It’s winter time, which means you’ll hear a lot of talk about places being “blanketed with snow.” It’s a lovely metaphor—who doesn’t like a cozy blanket, especially when it’s zero degrees outside and the wind is actually trying to kill you? However, when it comes to shoveling those “blankets” of snow, few people take this metaphor to it’s natural conclusion: a blanket should be rolled, not scooped.
For a brilliant demonstration of the snow-rolling method, we turn to YouTuber Joshua Jordan. In this two-minute clip, the West Virginia native shows us how the most efficient way to rid a yard of snow is by rolling it up like a cozy carpet, not scooping it like so much elephant dung.
If this tip seems too good to be true, it might be if the snow in your hood is too wet (if you can’t roll a snowball, you can’t roll a snow-carpet), too shallow, or if you live in a city where narrow steps — not luxurious lawns — are your nemesis.
Never fear. If the snow-roller hack doesn’t work for you, consider these pro tips from around the web, and heed the tips doctors wish you knew about shoveling snow.
- Dress in layers. As you shovel, your body will heat up, and you’ll probably end up casting the parka aside.
- Choose the right shovel. Don’t waste your time with a plastic one, or anything labeled “ergonomic.” Opt for a snow shovel with a straight wooden handle and reinforced steel blade that won’t buckle under the weight of tightly-packed snow.
- Remember that shoveling snow is a lever system: the shovel is the lever, the snow is the load, and you are the fulcrum. At the length of a typical shovel, it takes about 16 pounds of force to lift six pounds of snow—however, if you mover your body closer to the snow, you can cut that force in half.
- Be sure to lift with your legs. Keep your torso upright, and you’ll save your back from the strain of that lever action.
- Never move the same snow twice. Decide beforehand where you want to set up your snow dump-heap, and start with the snow furthest from that point. The heap will grow as you work closer to it, leaving the shortest distance (and easiest work) for the end of the job.

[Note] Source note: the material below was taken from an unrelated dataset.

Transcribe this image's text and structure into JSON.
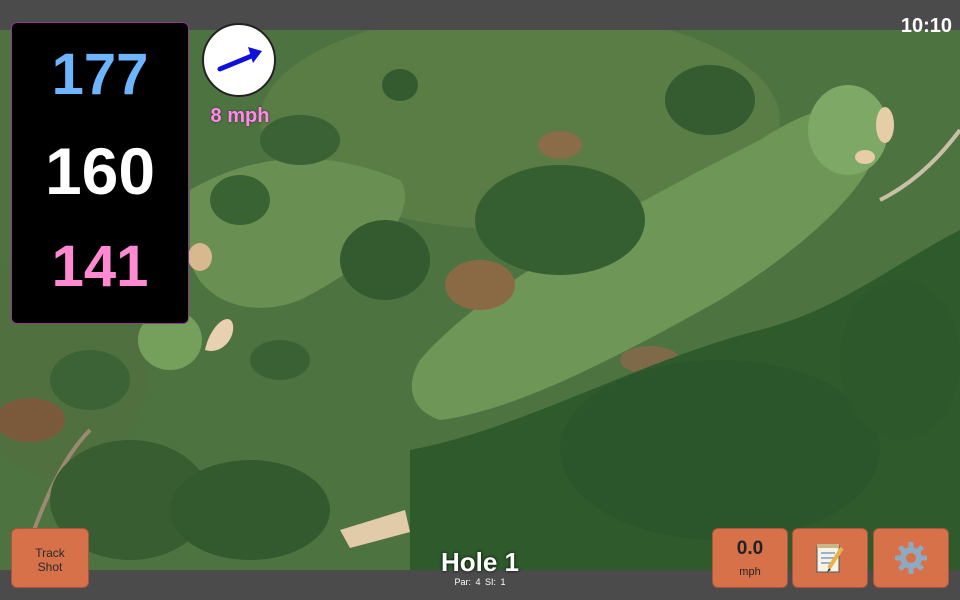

- You’re not done until you’ve salted the area to keep slippery ice from forming in your absence. It’s the literal salt in the wound of that nasty blizzard.
- Visit The Family Handyman for pro tips on snow blowing.
Stay warm, stay safe, and have a happy winter.